((

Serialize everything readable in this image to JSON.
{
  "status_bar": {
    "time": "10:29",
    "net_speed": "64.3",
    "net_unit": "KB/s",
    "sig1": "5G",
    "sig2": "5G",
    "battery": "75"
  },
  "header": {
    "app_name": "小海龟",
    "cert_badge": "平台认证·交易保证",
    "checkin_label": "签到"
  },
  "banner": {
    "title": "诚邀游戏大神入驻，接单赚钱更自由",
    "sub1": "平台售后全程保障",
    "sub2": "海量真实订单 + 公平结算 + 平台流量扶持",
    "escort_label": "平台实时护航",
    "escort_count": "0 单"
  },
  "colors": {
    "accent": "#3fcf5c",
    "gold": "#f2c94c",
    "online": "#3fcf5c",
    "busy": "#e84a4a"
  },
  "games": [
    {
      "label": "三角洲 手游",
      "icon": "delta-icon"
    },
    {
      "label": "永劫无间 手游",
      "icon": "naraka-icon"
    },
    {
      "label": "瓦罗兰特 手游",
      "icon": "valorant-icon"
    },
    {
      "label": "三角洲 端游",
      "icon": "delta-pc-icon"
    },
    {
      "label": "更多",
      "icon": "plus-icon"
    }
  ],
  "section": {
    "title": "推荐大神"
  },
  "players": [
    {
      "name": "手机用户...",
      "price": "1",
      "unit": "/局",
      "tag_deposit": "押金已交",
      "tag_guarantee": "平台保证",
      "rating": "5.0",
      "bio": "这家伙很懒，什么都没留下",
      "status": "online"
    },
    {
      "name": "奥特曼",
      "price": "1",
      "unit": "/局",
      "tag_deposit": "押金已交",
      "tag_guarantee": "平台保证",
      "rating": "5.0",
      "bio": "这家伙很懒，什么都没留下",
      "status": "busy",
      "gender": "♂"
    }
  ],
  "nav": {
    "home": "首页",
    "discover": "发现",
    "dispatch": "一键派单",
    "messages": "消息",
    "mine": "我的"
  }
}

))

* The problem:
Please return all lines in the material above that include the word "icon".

* Your response:
      "icon": "delta-icon"
      "icon": "naraka-icon"
      "icon": "valorant-icon"
      "icon": "delta-pc-icon"
      "icon": "plus-icon"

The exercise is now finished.